CRISPRi for elucidating stress regulation in yeast
Research Project , 2019 – 2023

Phenotypic traits are affected by an interplay of genes, thus redirecting cellular fluxes may require alteration of the expression of many genes. Our aim is to gain novel insight in how the regulatory cascades of a cell influence its phenotypic traits. We will alter the expression of many genes involved in stress response of Saccharomyces cerevisiae through the CRISPRi technology. In CRISPRi, an RNA guided protein, dCas9, fused to an activator or repressor is targeted to a specific locus by a co-expressed RNA. By targeting a dCas9-fusion to a promoter, the expression of a gene is gradually altered, while still allowing native regulation. The generated CRISPRi strain library will be screened for increased inhibitor tolerance, a key feature of industrial production hosts. Transcriptomic analysis will be done on selected strains for identifying changes in transcription leading to increased tolerance. A thorough understanding of cellular regulation is needed for the development of cell factories for biochemical conversion of renewable carbon.

Participants

Yvonne Nygård (contact)

Forskarassistent vid Chalmers, Biology and Biological Engineering, Industrial Biotechnology

Christoph Sebastian Börlin

Doktorand vid Chalmers, Biology and Biological Engineering, Systems and Synthetic Biology

Florian David

Forskarassistent vid Chalmers, Biology and Biological Engineering, Systems and Synthetic Biology

Ibai Lenitz Etxaburu

Doktorand vid Chalmers, Biology and Biological Engineering, Industrial Biotechnology

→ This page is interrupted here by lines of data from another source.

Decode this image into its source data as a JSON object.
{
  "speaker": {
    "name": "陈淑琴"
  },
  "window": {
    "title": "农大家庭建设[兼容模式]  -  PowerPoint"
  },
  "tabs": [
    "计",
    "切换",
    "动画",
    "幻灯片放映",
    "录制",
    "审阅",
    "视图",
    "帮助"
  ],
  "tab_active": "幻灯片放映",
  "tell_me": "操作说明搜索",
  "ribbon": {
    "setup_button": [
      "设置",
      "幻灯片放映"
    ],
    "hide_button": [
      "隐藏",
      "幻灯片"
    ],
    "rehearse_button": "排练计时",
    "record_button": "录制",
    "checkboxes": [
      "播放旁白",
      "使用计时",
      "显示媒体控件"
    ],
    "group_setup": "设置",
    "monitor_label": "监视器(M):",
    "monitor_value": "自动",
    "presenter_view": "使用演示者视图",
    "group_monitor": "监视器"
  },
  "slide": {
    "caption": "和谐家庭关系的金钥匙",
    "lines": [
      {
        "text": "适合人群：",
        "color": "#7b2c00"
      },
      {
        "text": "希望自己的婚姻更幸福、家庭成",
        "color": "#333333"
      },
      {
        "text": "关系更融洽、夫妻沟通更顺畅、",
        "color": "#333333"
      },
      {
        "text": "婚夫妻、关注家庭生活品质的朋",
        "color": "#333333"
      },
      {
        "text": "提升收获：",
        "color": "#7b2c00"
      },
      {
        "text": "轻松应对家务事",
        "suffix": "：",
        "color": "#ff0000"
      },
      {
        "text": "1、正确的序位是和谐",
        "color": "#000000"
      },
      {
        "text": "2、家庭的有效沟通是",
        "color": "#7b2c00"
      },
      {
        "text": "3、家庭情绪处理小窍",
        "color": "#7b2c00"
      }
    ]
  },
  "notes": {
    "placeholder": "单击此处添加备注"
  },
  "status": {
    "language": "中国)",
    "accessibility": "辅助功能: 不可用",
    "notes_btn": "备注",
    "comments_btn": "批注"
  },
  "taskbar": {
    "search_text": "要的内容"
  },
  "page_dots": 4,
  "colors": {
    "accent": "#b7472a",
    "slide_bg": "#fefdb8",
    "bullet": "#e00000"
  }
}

Vaskar Mukherjee

Doktor vid Chalmers, Biology and Biological Engineering, Industrial Biotechnology

Verena Siewers

Senior forskare vid Chalmers, Biology and Biological Engineering, Systems and Synthetic Biology

Funding

Swedish Research Council (VR)

Funding Chalmers participation during 2019–2023

Related Areas of Advance and Infrastructure

Sustainable development

Driving Forces

Energy

Areas of Advance

Basic sciences

Roots

More information

Latest update

2019-11-19